Are digital images of special people and once-in-a-lifetime events distant memories in your Instagram account or cloud storage? How thick is the dust on top of your shoeboxes stuffed full of 4×6 prints? If you can relate, it’s time to bring those fabulous photos out into the light where you can enjoy them every day and share these priceless moments with others.
Turn a flea market remnant piece of wood into a defining piece on your entry wall. A lot of times those architectural salvage pieces are just deep enough to hold small things—or a few photo printouts like we’ve shown.
Gather Your Materials
- Flea market piece/architectural salvage/molding
- Annie Sloan Chalk Paint Pure White and Provence
- Small eye hooks (¼-inch to ½-inch size)
- Small photo bulldog clips
- Small photos printed (artifactuprising.com)
Using Provence, paint a rough first coat on your flea market piece concentrating color in any grooves and inset areas. Let dry.
Paint a final coat of Pure White over the top. Sand down on edges.
Attach eye hooks in corners.
Hang on wall using sawtooth hooks, or a wall cleat, depending on the weight
of the piece.
Tie string to the eye hooks, making sure to pull the line tight. Hang photos with clips.
Black-and-white images and old family album photos take on timeless appeal when transferred onto wood. It’s especially good for high contrast images—especially black and whites and those old family album photos. The wood grain lends a bit of timelessness and vintage texture to the photos.
Gather Your Materials
- Wood plaque (Or a piece of wood cut down to size, most hardware stores will cut them down for you.)
- Wood sawtooth hanger
- Overhead transparency sheets (make sure the surface is slick)
- Black and white or color photo to print & ink jet printer (what most people have at home)
- Sponge and water
Push sawtooth hanger into one side of the wood plaque.
Size picture in a photo editing program, add contrast to the photo, then print on a transparency sheet. Some transparency sheets have one side that feels rougher– don’t print on this side, make sure to use the side that is slick— so when it comes time to transfer, that ink will slide right off it and onto your wood plaque.
Once the transparency sheet has printed out, place it ink-side down on a wood plaque that’s very slightly dampened by a sponge and water.
Burnish the printed transparency down with a spoon, holding the transparency in place. Go over the sheet a few times to ensure a good transfer. Don’t shift the sheet while you’re doing this, or the transfer might blur a little.
Practice on a scrap piece of wood, or the backside of the wood piece. You might have to up the contrast of your photo to get the best transfer. Experiment with different grains too—rougher grains add a more rustic appearance to the transfer. Smoother grains result in a smooth and precise transfer.

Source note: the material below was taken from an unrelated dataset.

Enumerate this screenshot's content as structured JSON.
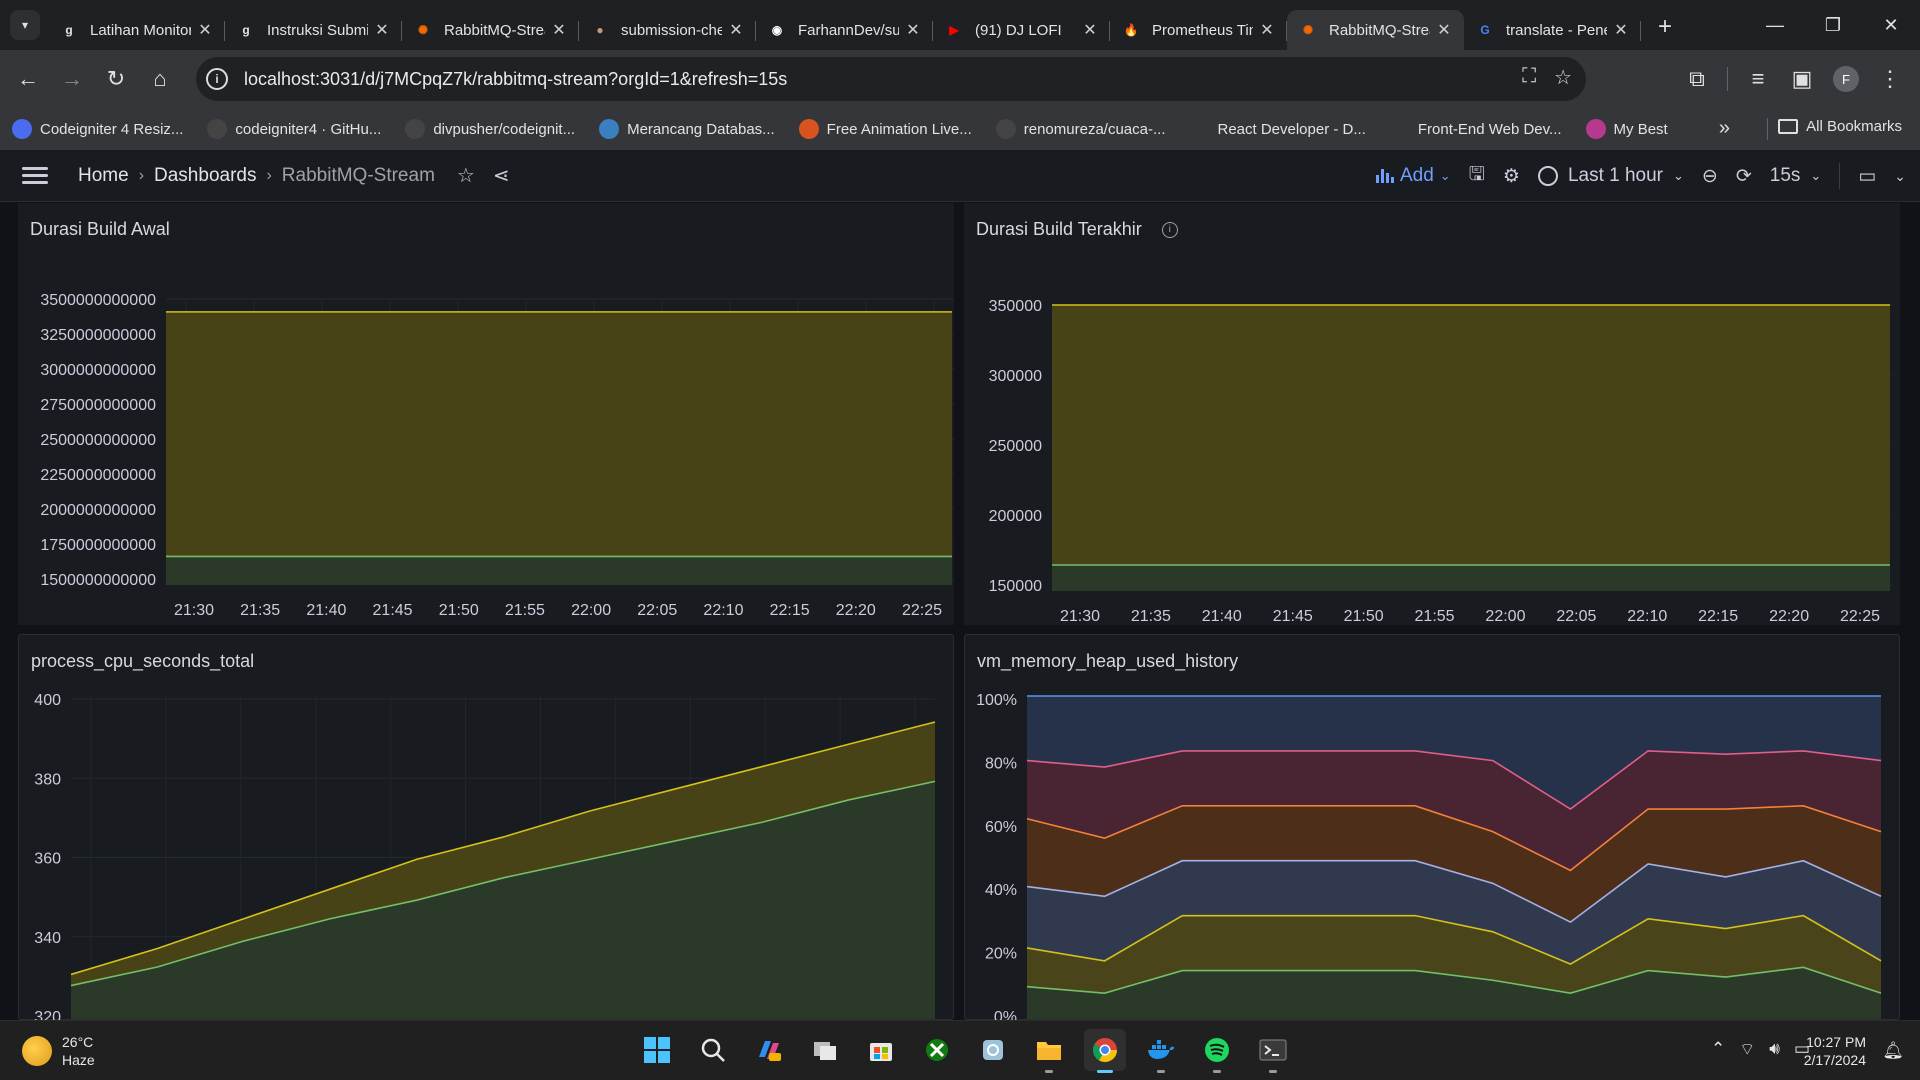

Stain or varnish as desired.
What do you do with those tiny, usually grainy photo booth pics—the ones you probably have under a magnet on your fridge? Scan ‘em in or take a picture of each shot of the photo booth pic with your iPhone. Then, upload the images (we had three) onto Spoonflower.com. Print them large on 100% cotton fabric. The texture of the fabric is super forgiving and perfect for this kind of project! Even better, the cost is about $50 (fabrics, frame & paint).
Gather Your Materials
- Spoonflower fabrics with printed image on 100% cotton (Spoonflower.com)
- Canvas wooden stretchers pieces at a desired length (available at art stores or online)
- Staple gun
- ½ yard white felt (for backing the fabric)
Connect corners of wooden canvas stretchers—they are made to notch together easily. No need to nail or glue! This is the beauty of canvas stretchers—you can create a variety of different sizes and there’s no need for power tools or miter saws.
Paint frame with Annie Sloan Pure White. Let dry. Sand lightly and wipe down.
Iron and then lay out fabrics (and white felt backing) in a lineup, underneath the frame. Once you have the crop you want, pin the fabrics together. Cut fabric down to the size of the frame.
Tip: Clamp in four corners so things don’t shift when you go to flip all of it on its backside.
Cut fabrics to size, so that there is about one inch of excess on the backside of frame.
Flip the fabrics and frame carefully over, line up and staple along edges, doing opposing sides or the centers, then ending with the corners, pulling taut each time you staple. Add staples and pull tight (but not so tight that you tear it) on the fabric until there are no more wrinkles on the front side. Tip: If you made a mistake, no worries—just yank the staple out and try again!
Finish off by cutting a length of ribbon and stapling a loop to the backside for easy hanging.
We screwed a cute knob into the wall and hung it from that over a comfy entry bench.
Photography by Jay Wilde
Produced by Katie Leporte
© Caruth Studio